Prices often fluctuate dynamically depending on capacity, seasonality and deals. We donât want to lead you astray by quoting exact prices that quickly become wrong. To give you a rough idea for budgetary planning purposes, though, we have indicated general price ranges for all points of interest.
Price ranges are quoted in $US.
See & Do
N/A => Not applicable
$ => Tickets less than $10 per person
$$ => Tickets $11-25 per person
$$$ => Tickets $26 per person
$ => Rooms less than $100 for a double
$$ => Rooms $200 for a double
$$$ => Rooms $300 for a double
$ => $1-15 per person for a meal (without alcohol, tax, tip)
$ => $16-40 per person for a meal (without alcohol, tax, tip)
$$$ => $41 per person for a meal (without alcohol, tax, tip)
N/A => Not applicable
$ => Tickets less than $10 per person
$$ => Tickets $11-25 per person
$$ => Tickets $26 per person
While you can get between the main cities in Vermont via public transportation, really the best way to see the state is by car.

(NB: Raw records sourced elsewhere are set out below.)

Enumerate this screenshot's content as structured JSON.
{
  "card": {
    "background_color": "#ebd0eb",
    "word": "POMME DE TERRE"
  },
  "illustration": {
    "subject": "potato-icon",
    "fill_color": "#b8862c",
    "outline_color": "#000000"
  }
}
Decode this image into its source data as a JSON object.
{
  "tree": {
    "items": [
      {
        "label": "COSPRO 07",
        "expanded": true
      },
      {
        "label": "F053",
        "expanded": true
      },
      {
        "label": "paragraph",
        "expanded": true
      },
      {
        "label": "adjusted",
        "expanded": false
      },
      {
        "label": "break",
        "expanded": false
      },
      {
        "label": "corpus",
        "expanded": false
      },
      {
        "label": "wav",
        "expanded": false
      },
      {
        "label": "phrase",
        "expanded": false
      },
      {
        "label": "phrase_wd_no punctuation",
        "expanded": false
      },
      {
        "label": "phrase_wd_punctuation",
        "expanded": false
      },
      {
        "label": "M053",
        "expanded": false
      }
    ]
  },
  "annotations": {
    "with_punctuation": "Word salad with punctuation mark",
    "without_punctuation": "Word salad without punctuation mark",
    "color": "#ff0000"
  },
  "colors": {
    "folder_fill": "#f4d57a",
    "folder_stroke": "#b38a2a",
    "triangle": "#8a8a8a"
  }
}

Whether you have your own vehicle or rent a car, it will give you the freedom to explore the outdoors and visit small, out of the way towns and attractions.
That being said, if you just want to explore Burlington for the weekend — with some side trips to neighboring towns like Winooski, you’ll be able to get around fine by bus, bike, taxi, or your own two feet.

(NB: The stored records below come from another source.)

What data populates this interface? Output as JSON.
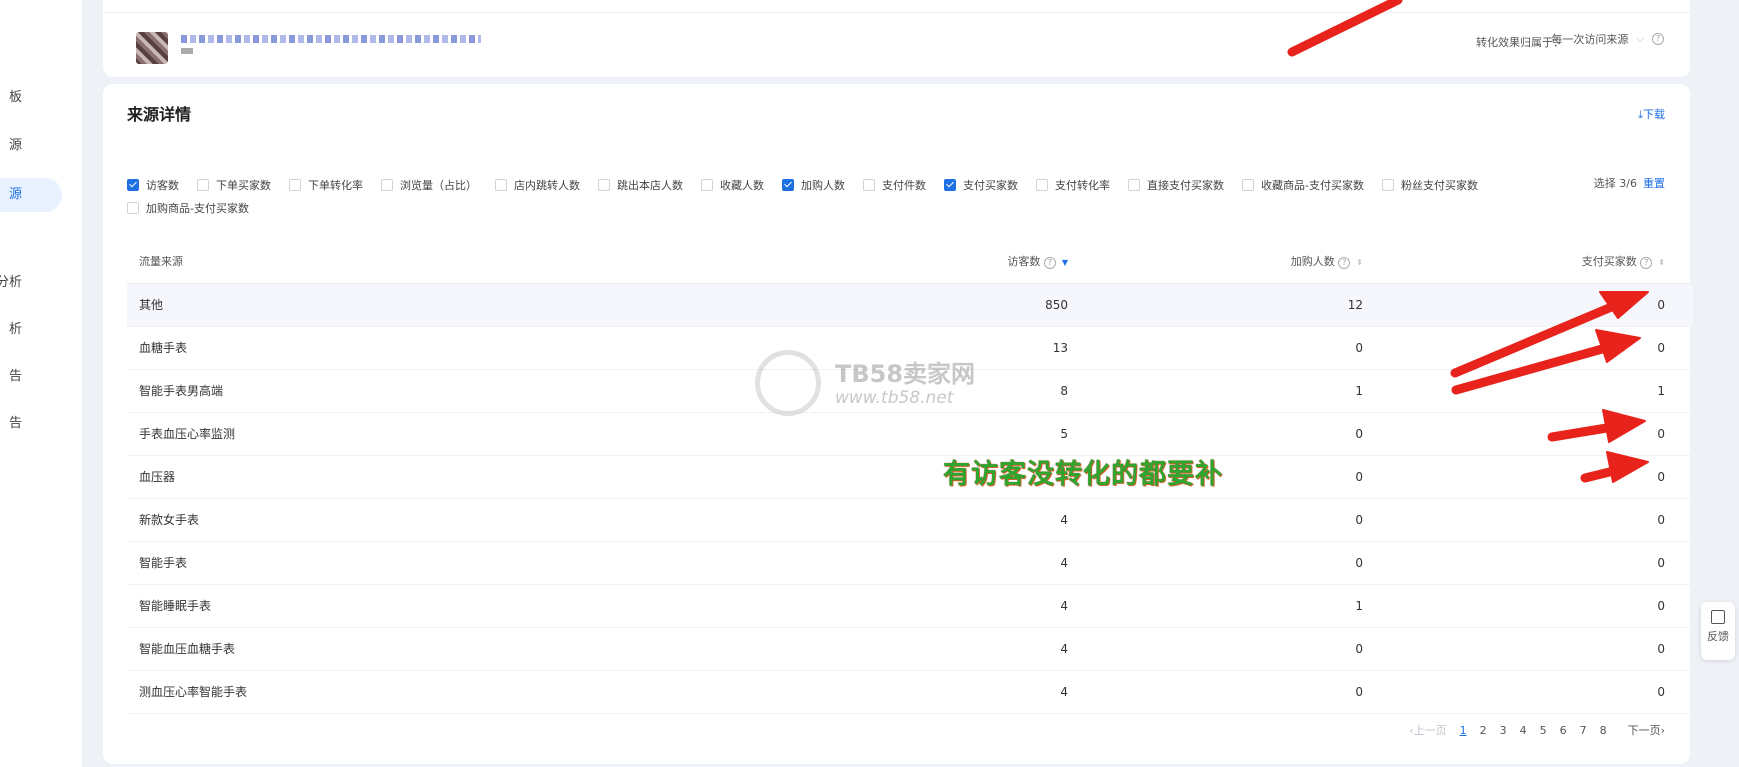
{
  "sidebar": {
    "items": [
      {
        "label": "板",
        "active": false
      },
      {
        "label": "源",
        "active": false
      },
      {
        "label": "源",
        "active": true
      },
      {
        "label": "",
        "active": false
      },
      {
        "label": "分析",
        "active": false
      },
      {
        "label": "析",
        "active": false
      },
      {
        "label": "告",
        "active": false
      },
      {
        "label": "告",
        "active": false
      }
    ]
  },
  "top": {
    "attribution_label": "转化效果归属于：",
    "attribution_value": "每一次访问来源"
  },
  "source_detail": {
    "title": "来源详情",
    "download": "下载",
    "filters": [
      {
        "label": "访客数",
        "checked": true
      },
      {
        "label": "下单买家数",
        "checked": false
      },
      {
        "label": "下单转化率",
        "checked": false
      },
      {
        "label": "浏览量（占比）",
        "checked": false
      },
      {
        "label": "店内跳转人数",
        "checked": false
      },
      {
        "label": "跳出本店人数",
        "checked": false
      },
      {
        "label": "收藏人数",
        "checked": false
      },
      {
        "label": "加购人数",
        "checked": true
      },
      {
        "label": "支付件数",
        "checked": false
      },
      {
        "label": "支付买家数",
        "checked": true
      },
      {
        "label": "支付转化率",
        "checked": false
      },
      {
        "label": "直接支付买家数",
        "checked": false
      },
      {
        "label": "收藏商品-支付买家数",
        "checked": false
      },
      {
        "label": "粉丝支付买家数",
        "checked": false
      },
      {
        "label": "加购商品-支付买家数",
        "checked": false
      }
    ],
    "select_count": "选择 3/6",
    "reset": "重置",
    "columns": {
      "source": "流量来源",
      "visitors": "访客数",
      "add_to_cart": "加购人数",
      "paying_buyers": "支付买家数"
    },
    "rows": [
      {
        "source": "其他",
        "visitors": "850",
        "add_to_cart": "12",
        "paying_buyers": "0"
      },
      {
        "source": "血糖手表",
        "visitors": "13",
        "add_to_cart": "0",
        "paying_buyers": "0"
      },
      {
        "source": "智能手表男高端",
        "visitors": "8",
        "add_to_cart": "1",
        "paying_buyers": "1"
      },
      {
        "source": "手表血压心率监测",
        "visitors": "5",
        "add_to_cart": "0",
        "paying_buyers": "0"
      },
      {
        "source": "血压器",
        "visitors": "",
        "add_to_cart": "0",
        "paying_buyers": "0"
      },
      {
        "source": "新款女手表",
        "visitors": "4",
        "add_to_cart": "0",
        "paying_buyers": "0"
      },
      {
        "source": "智能手表",
        "visitors": "4",
        "add_to_cart": "0",
        "paying_buyers": "0"
      },
      {
        "source": "智能睡眠手表",
        "visitors": "4",
        "add_to_cart": "1",
        "paying_buyers": "0"
      },
      {
        "source": "智能血压血糖手表",
        "visitors": "4",
        "add_to_cart": "0",
        "paying_buyers": "0"
      },
      {
        "source": "测血压心率智能手表",
        "visitors": "4",
        "add_to_cart": "0",
        "paying_buyers": "0"
      }
    ],
    "pagination": {
      "prev": "‹上一页",
      "pages": [
        "1",
        "2",
        "3",
        "4",
        "5",
        "6",
        "7",
        "8"
      ],
      "current": "1",
      "next": "下一页›"
    }
  },
  "feedback": "反馈",
  "watermark": {
    "title": "TB58卖家网",
    "url": "www.tb58.net"
  },
  "annotation": "有访客没转化的都要补",
  "colors": {
    "accent": "#1f6fe5",
    "annotation": "#2fa52f",
    "arrow": "#e8231b"
  }
}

Air: The only commercial airport in Vermont is in Burlington, which has direct flights to about a dozen cities, including New York and Washington DC. (JetBlue has three daily flights from New York’s JFK). Depending on your destination in Vermont, particularly for destinations in southern Vermont, it might be quicker or easier to fly into Boston or Manchester Hampshire, if it means avoiding a connection.
Visitors – particularly those coming from abroad – should also consider flying into Montreal. It’s about a 2 hour drive from Montreal to Burlington (compared to 3.5 hours from Boston to Burlington). The only catch is that there can be long lines crossing the border, particularly on weekends, which can add to the trip.
Train – Amtrak’s “Vermonter” service runs a daily route starting in town of St. Albans and finished in DC nearly 14 hours later, with stops several Vermont towns including Essex Junction (nearly Burlington) and in New York’s Penn Station.
Bus: Megabus has daily service from Burlington and Montpelier to Boston and New York (with stops in Amherst, MA and Hartford, CT). Trip
from Burlington to NYC takes about 7 and half hours. Greyhound has service from Burlington to Montreal (4 hours), as well as direct service to Boston (5 hours), with connections from there.
Car: The best way to explore Vermont is by car. While there is bus service between the bigger towns and cities, anyone looking to get out and
explore the countryside should look into car rental options – there are about 10 car rental companies to choose from at the Burlington Airport.
Bus: If you’re just going to stick to the bigger towns, you can get around via public transportation. A Burlington City bus will take you from the airport to the University Mall in South Burlington – with limited service to the downtown area from there. Local CCTA buses can also get you around Burlington, as well as to the neighboringtowns of Winooski, Essex and Williston. Commuter buses (weekdays only) are available to Montpelier, Middlebury and St. Albans. A taxi or an Uber from the airport to the downtown area should cost around $15. The GMTA has service from Montpelier to towns such as Morrisville, Barre and Waterbury (commuter service is on weekdays only).
Bike: Bikes are a great option for getting around, especially in Burlington – there are designated bike lanes on several major routes and the Burlington bike path is well worth exploring. In other parts of the state there are several ‘rail to trail’ bike paths – including the Lamoille Valley and Missisquoi Rail Trials. Local Motion in Burlington has rental bikes available, as do several local sporting goods stores such as North Star sports.